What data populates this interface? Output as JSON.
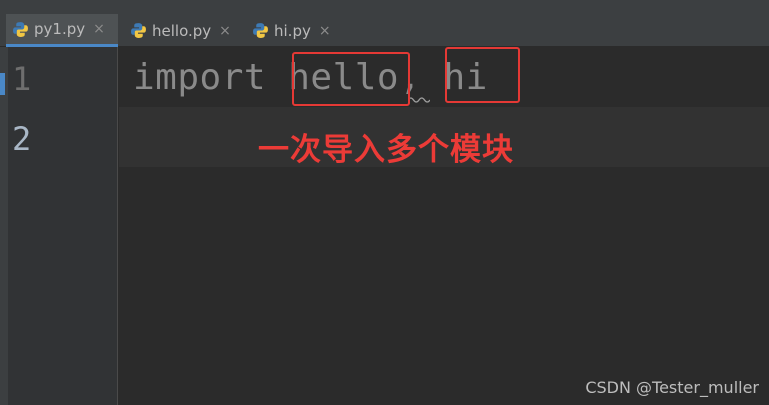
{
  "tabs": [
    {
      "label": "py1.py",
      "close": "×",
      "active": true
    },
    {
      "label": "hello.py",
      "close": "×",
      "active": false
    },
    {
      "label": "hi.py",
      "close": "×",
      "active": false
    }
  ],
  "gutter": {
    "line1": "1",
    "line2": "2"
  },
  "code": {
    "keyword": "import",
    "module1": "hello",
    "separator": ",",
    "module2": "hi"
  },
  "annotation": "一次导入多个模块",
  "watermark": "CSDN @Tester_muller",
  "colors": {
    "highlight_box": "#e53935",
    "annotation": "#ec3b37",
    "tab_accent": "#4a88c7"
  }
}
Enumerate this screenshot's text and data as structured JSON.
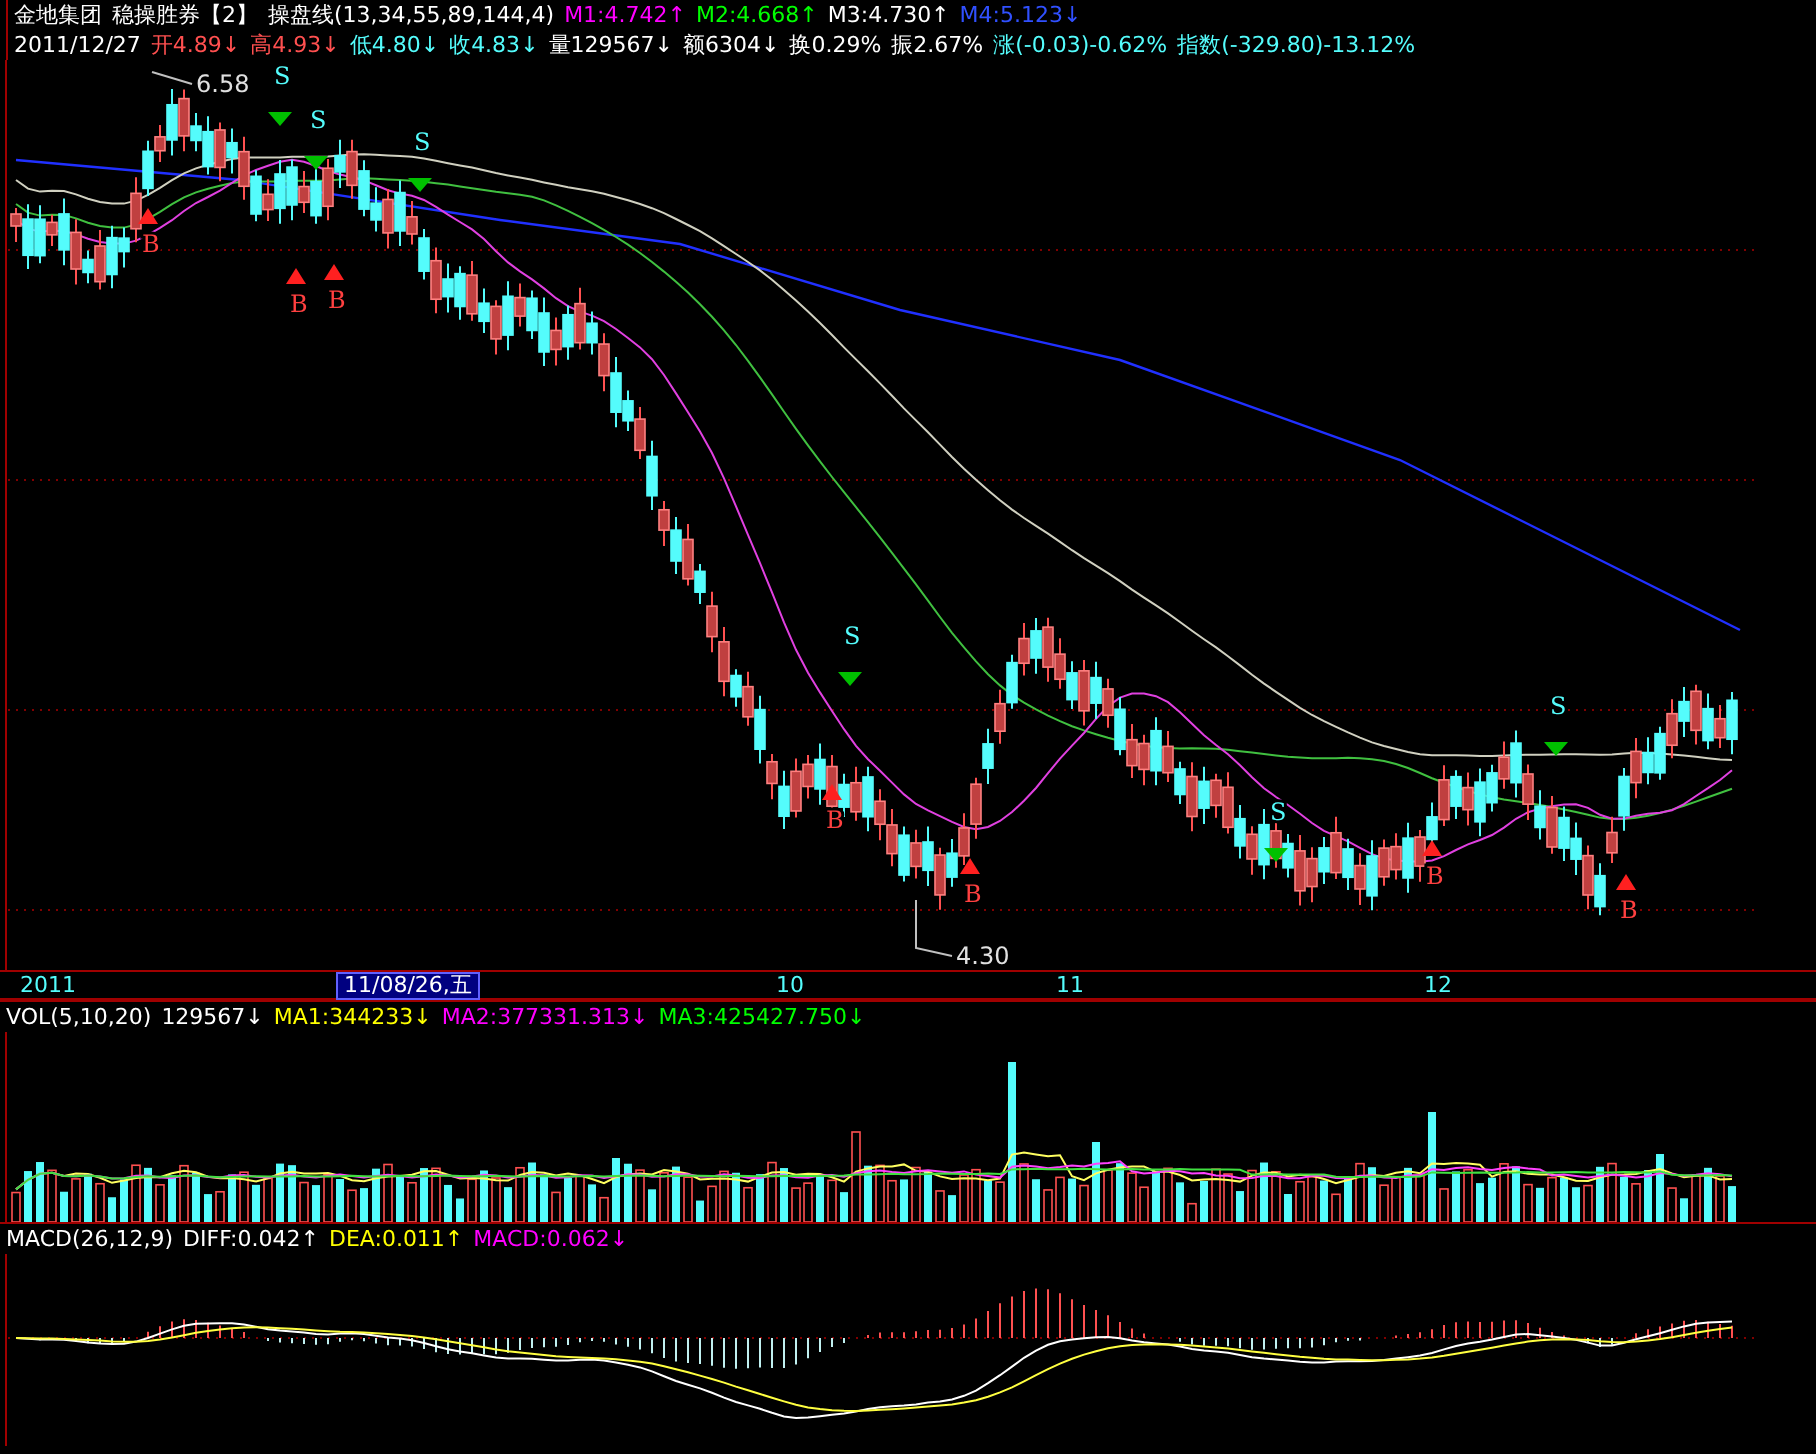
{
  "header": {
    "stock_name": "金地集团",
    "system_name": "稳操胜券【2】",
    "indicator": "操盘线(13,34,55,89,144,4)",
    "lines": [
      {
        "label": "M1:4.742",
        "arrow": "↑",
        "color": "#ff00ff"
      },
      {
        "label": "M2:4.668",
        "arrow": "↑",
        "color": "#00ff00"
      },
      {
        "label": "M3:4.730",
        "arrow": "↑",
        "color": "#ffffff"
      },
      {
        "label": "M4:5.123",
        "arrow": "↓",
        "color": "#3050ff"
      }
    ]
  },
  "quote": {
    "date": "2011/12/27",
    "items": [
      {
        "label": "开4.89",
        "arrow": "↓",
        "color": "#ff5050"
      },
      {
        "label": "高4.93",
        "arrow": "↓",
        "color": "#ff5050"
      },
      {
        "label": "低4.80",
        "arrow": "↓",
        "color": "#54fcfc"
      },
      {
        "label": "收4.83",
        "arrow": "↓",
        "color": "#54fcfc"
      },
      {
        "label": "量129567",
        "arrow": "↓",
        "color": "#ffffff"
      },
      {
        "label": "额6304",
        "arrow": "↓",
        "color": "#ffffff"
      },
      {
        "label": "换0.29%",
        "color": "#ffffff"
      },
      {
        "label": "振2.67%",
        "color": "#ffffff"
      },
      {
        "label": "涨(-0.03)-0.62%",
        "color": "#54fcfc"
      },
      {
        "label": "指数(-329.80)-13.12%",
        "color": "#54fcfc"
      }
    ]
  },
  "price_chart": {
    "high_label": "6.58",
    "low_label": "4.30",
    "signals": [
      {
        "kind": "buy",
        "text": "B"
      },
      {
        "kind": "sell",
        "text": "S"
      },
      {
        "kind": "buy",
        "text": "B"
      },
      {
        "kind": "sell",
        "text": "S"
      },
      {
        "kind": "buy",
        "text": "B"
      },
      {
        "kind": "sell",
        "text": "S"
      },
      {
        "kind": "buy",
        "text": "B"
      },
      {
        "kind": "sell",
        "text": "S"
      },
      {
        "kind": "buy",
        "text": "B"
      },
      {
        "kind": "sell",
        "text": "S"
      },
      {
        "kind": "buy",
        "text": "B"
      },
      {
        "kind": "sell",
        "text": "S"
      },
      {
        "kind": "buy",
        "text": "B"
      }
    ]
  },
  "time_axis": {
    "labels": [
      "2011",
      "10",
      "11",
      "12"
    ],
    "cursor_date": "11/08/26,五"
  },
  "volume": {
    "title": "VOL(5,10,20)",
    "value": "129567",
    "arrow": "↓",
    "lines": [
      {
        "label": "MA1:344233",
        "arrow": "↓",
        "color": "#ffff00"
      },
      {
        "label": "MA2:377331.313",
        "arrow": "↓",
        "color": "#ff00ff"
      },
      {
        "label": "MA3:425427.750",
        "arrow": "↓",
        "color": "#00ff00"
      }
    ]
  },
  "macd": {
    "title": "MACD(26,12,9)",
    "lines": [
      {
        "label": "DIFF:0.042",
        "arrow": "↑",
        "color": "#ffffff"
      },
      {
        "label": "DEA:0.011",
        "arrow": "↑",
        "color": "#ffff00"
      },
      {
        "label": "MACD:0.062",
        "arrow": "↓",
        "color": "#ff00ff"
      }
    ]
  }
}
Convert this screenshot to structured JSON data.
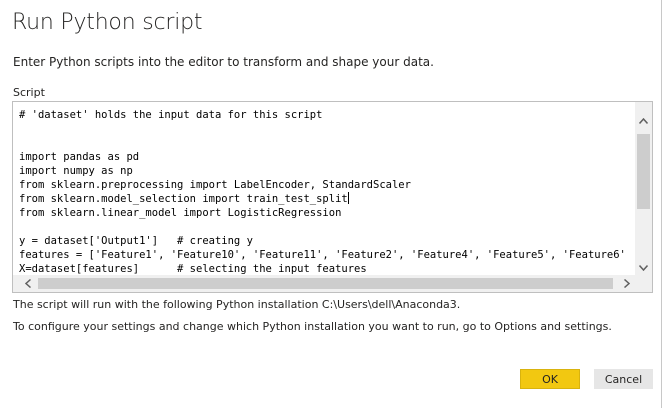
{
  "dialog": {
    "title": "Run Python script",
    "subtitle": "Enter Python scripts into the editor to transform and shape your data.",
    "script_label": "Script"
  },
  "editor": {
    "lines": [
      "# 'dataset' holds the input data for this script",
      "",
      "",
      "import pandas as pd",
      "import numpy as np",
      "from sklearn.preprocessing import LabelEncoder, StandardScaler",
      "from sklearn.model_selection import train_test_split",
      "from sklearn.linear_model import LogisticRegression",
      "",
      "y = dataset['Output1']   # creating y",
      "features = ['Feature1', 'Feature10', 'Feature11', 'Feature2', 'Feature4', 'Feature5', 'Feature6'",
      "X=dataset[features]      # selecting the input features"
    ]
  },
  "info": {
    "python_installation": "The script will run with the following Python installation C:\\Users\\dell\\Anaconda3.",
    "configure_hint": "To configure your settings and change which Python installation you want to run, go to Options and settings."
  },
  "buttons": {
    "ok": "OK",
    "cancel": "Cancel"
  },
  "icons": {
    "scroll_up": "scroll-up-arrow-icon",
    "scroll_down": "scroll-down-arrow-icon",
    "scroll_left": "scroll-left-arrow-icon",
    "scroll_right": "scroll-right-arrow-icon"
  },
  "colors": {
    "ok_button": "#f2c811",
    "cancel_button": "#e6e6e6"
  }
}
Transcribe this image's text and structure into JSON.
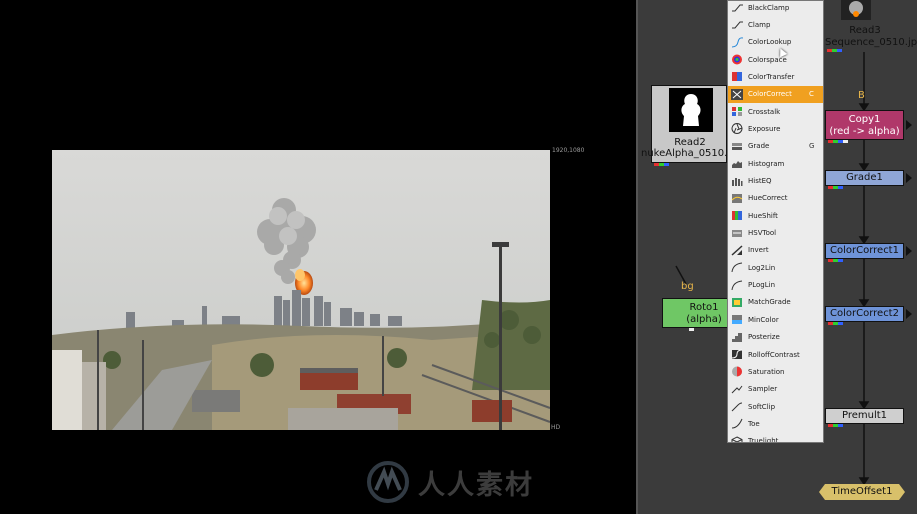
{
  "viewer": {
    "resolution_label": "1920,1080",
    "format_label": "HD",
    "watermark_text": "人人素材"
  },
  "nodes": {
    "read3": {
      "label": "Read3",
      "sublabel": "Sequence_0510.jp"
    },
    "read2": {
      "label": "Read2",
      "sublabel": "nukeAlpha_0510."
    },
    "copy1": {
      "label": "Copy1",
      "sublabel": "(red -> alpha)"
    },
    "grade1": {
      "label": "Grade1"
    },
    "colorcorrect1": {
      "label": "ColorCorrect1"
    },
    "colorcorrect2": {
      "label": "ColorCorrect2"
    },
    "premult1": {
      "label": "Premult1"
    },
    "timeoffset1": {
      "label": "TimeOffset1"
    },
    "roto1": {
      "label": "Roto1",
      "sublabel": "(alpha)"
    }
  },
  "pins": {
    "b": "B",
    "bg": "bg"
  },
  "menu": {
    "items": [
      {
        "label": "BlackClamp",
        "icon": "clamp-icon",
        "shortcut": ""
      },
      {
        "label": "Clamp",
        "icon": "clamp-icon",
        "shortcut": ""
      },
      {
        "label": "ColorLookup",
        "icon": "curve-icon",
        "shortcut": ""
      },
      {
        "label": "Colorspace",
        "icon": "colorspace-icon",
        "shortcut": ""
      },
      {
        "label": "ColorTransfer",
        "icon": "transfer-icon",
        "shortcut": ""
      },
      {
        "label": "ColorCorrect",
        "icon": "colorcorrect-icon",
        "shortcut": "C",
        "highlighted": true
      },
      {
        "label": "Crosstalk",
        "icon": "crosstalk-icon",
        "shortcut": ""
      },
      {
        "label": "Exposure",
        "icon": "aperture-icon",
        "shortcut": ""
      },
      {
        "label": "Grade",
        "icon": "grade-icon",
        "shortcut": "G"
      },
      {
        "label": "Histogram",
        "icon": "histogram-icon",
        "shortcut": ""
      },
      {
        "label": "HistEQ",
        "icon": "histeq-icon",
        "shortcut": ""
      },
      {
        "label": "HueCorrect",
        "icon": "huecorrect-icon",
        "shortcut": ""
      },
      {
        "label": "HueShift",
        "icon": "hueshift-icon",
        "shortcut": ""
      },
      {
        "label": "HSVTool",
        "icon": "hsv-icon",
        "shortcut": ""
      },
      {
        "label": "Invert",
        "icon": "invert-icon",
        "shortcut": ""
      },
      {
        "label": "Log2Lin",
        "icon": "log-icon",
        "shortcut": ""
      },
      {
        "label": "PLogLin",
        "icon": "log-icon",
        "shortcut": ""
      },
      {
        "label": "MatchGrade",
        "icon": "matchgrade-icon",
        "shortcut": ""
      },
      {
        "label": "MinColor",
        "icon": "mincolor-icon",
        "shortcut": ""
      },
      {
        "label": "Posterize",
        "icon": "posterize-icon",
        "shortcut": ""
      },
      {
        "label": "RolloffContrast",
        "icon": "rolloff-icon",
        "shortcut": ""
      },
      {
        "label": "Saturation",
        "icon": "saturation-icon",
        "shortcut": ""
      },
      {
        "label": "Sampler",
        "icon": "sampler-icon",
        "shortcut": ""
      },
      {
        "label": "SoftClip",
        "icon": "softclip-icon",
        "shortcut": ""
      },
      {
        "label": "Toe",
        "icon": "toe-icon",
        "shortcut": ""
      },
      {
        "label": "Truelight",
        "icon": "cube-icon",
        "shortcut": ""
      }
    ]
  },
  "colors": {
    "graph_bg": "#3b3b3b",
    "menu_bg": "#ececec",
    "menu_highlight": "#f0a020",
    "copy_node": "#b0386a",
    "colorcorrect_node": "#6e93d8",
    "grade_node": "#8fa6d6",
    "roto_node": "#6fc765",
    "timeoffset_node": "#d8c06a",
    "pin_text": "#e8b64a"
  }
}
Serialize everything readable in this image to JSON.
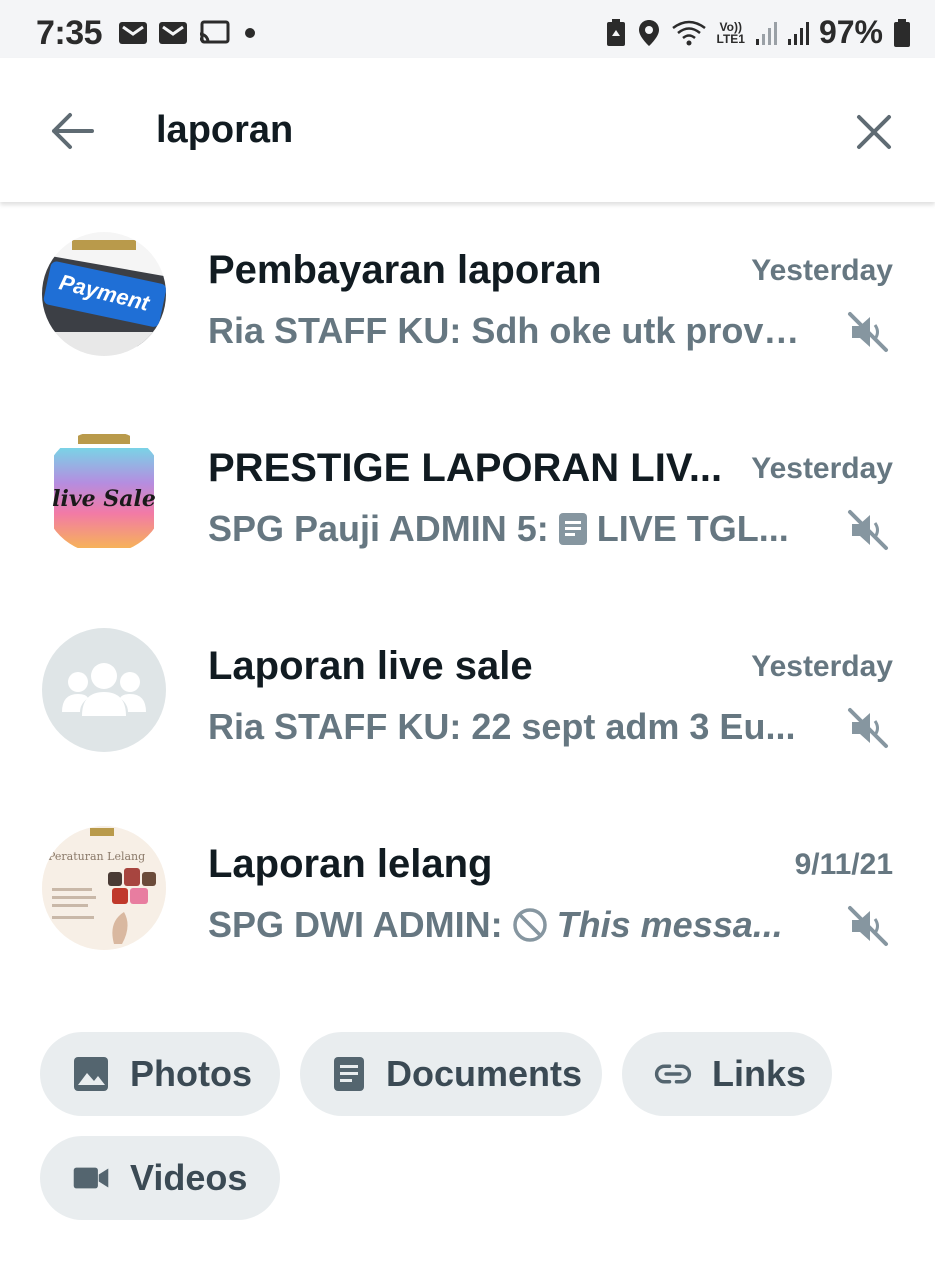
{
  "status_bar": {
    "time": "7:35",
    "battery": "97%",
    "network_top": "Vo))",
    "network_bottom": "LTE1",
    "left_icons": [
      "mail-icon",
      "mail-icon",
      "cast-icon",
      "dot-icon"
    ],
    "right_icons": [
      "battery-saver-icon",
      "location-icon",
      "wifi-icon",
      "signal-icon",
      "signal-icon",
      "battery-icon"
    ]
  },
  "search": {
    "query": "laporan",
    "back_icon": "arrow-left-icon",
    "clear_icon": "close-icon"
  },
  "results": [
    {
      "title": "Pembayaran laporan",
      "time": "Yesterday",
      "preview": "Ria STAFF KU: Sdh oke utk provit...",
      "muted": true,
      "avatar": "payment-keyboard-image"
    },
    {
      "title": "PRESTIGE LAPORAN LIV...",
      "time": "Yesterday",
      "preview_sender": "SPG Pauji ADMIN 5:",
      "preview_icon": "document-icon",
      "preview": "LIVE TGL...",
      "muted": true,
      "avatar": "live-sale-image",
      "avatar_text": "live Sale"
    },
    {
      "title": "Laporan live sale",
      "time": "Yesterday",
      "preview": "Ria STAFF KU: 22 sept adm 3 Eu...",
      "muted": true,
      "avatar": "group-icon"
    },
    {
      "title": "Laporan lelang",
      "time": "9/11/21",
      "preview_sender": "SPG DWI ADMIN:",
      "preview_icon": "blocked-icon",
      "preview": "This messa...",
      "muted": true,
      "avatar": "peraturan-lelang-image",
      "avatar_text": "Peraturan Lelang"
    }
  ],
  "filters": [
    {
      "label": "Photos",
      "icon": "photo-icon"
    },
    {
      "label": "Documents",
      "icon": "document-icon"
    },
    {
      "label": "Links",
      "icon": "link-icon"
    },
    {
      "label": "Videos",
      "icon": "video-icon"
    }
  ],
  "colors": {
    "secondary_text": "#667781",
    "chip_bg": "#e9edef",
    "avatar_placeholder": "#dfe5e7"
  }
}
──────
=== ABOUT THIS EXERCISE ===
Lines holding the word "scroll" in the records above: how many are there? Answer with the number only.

=== RESULT ===
4